Ongoing use of the Pinnacle rural accelerated chest pain pathway by general practices in Te Manawa Taki (Midlands region) has highlighted how point of care (POC) testing in primary care can improve health equity in rural communities, and reduce hospital referrals to overloaded emergency departments.
Developed during a Pinnacle-led research trial in 2018, the implementation of the pathway is an international first for POC cardiac testing.
Using an ECG test and an i-STAT machine – a diagnostic POC troponin tool that produces cardiac enzyme results in 10-20 minutes, general practitioners can safely identify low-risk patients who can then be assessed and managed in their practice, instead of having to travel significant distances to hospital. That means considerable savings in time, stress and financial cost for patients, and the health system as a whole.
The 2018 research, recently published in the British Medical Journal, showed use of the rural accelerated chest pain pathway assessment tool prevents unnecessary hospital referrals for 50 per cent of patients who present to rural practices with chest pain.
Pinnacle medical director, Dr Jo Scott-Jones, says it’s a great example of what POC testing can do, and of the expanding role and responsibilities of general practice.
“POC testing is going to grow more and more, and this is a good early illustration of that,” says Dr Jo. “The publication of the research confirms the significant benefits of general practices being able to provide a wider range of services to the community, and highlights the value of investment in those programmes.”
Recognising those benefits and wanting to support continued implementation of the pathway, the Pinnacle Midlands Health Network (MHN) rural advisory group has recently purchased i-STAT POC testing machines for all practices involved in the original trial.
Further support for the programme has also come from Te Whatu Ora Waikato, with a commitment to fund clinical time for cardiac POC testing in rural practices through the primary options programme.
Coromandel GP, Dr Bryan MacLeod, welcomes the ongoing support for the pathway and recognition of the importance of POC testing services in primary care.
Bryan operates the Coromandel Family Health Centre with his wife, Dr Sandy MacLeod, also a GP. It’s a small practice in the remote Coromandel Township where the nearest rural hospital is a hour-long hilly, winding drive away in Thames. The closest tertiary hospital, Waikato, requires a two and a half hour drive.
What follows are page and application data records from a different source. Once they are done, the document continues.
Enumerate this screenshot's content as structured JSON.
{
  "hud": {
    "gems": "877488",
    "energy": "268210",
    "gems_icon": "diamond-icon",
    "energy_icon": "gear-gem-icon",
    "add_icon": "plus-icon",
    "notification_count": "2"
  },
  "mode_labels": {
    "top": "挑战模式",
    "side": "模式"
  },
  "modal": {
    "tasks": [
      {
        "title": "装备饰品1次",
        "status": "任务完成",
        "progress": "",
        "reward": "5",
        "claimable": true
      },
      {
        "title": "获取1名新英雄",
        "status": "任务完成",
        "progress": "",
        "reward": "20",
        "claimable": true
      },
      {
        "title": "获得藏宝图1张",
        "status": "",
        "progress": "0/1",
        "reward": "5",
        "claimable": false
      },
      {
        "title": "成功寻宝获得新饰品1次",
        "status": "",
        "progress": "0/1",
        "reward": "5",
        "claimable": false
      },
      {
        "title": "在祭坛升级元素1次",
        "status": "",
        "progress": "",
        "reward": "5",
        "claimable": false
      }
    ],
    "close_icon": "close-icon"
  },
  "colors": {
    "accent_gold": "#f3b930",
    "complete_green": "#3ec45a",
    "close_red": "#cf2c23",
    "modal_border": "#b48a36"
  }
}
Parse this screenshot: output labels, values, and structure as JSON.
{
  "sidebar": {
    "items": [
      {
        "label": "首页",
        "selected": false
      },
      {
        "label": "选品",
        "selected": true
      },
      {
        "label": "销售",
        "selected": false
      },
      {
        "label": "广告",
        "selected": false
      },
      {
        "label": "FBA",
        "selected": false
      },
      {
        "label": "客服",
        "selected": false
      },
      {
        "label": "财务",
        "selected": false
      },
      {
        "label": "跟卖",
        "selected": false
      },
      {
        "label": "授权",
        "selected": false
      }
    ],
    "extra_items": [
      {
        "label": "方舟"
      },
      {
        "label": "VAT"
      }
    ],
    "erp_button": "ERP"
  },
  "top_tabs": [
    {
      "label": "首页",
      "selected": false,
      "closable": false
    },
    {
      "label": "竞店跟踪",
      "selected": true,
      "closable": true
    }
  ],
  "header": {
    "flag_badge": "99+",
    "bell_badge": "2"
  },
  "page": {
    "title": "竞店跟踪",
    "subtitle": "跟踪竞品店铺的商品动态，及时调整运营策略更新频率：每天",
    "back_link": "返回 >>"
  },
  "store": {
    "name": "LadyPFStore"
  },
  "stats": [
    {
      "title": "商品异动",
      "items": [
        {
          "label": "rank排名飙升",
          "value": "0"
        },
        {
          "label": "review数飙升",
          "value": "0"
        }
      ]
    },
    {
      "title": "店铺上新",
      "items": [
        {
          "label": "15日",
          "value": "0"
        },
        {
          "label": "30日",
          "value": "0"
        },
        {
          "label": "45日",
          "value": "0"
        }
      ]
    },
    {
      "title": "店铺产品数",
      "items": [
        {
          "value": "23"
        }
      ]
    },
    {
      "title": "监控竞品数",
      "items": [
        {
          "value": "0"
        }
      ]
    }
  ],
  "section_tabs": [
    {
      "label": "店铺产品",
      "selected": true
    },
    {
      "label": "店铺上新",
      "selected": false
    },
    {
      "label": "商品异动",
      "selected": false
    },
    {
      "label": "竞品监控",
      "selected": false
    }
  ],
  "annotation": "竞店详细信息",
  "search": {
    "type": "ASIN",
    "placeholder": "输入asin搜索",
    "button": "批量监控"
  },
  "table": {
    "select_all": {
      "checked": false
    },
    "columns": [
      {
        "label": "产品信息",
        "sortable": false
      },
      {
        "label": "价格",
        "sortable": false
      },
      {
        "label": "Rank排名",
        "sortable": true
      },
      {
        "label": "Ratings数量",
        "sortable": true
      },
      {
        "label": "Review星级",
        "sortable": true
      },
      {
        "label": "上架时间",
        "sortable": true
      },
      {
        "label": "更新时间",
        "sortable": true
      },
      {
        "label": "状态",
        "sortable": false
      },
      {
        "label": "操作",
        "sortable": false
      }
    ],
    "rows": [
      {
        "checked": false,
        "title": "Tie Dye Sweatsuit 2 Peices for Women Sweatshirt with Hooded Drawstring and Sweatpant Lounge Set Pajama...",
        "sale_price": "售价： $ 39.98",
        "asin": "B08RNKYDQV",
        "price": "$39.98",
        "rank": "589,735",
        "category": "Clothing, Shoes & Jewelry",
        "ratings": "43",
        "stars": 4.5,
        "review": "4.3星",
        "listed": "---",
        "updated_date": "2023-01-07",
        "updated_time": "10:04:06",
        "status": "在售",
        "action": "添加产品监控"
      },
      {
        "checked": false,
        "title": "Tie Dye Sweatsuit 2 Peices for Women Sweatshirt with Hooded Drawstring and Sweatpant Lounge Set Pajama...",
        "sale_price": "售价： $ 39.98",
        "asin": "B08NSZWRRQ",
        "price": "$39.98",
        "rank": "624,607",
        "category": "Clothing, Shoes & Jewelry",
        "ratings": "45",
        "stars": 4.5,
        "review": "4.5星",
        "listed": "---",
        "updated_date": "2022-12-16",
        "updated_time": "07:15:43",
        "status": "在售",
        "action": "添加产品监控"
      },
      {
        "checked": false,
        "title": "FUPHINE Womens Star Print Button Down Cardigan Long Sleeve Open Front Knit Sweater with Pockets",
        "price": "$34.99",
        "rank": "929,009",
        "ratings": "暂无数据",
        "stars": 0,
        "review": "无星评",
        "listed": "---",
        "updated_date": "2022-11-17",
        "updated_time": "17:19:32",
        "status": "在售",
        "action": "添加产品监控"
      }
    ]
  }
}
The practice was part of the 2018 Pinnacle rural chest pain pathway research trial, and the team has continued to use the tool ever since. Bryan says it’s something that has been really valuable to the practice and their community.
“It needs to be understood that there are significant barriers [for our patients] to get to an urban centre and the free public health services provided at a hospital,” says Bryan.
“We are remote, and our community isn’t a high-income area – some people don’t have cars, or they aren’t able to drive. Travelling to hospital for investigation of chest pain ties up an already overburdened ambulance, and then there is the issue of getting home, which can be at all hours.”
“Being able to offer as many services as we can here helps us as a practice to counteract that inequity.”
He says the commitment Pinnacle MHN has shown to support the rural chest pain pathway project has been an important part of providing those much-needed services.
“The amount of energy and resources Pinnacle has put towards it, along with the research to demonstrate this is a safe and effective pathway, is really valuable. It’s good medicine.”
Dr Jo Scott-Jones says he wouldn’t be surprised if the pathway was funded at a national level in the future, especially given the changes to the health system and focus on equity.
“Primary care in New Zealand is in a phase where things are changing quite rapidly in terms of the ‘tools of the trade’ and the need to provide more services than ever before,” says Jo.
“The growth of POC testing means practices in the future will need to be trained in the use and interpretation of a lot more tests, and this is one of them.”
He points to the recent point of care ultrasound (POCUS) initiative in Pinnacle rural practices, which has provided similar benefits to rural communities.
“We’re trailblazing a bit now, but there’s no doubt these are the services we need to provide to improve health equity in rural areas and help ensure people are getting the same care across the country.”
“Being able to do more for patients is really satisfying work, and keeping people out of hospital is a joy. Practices just need the system to recognise what they can do and to provide them with the resources to do it.”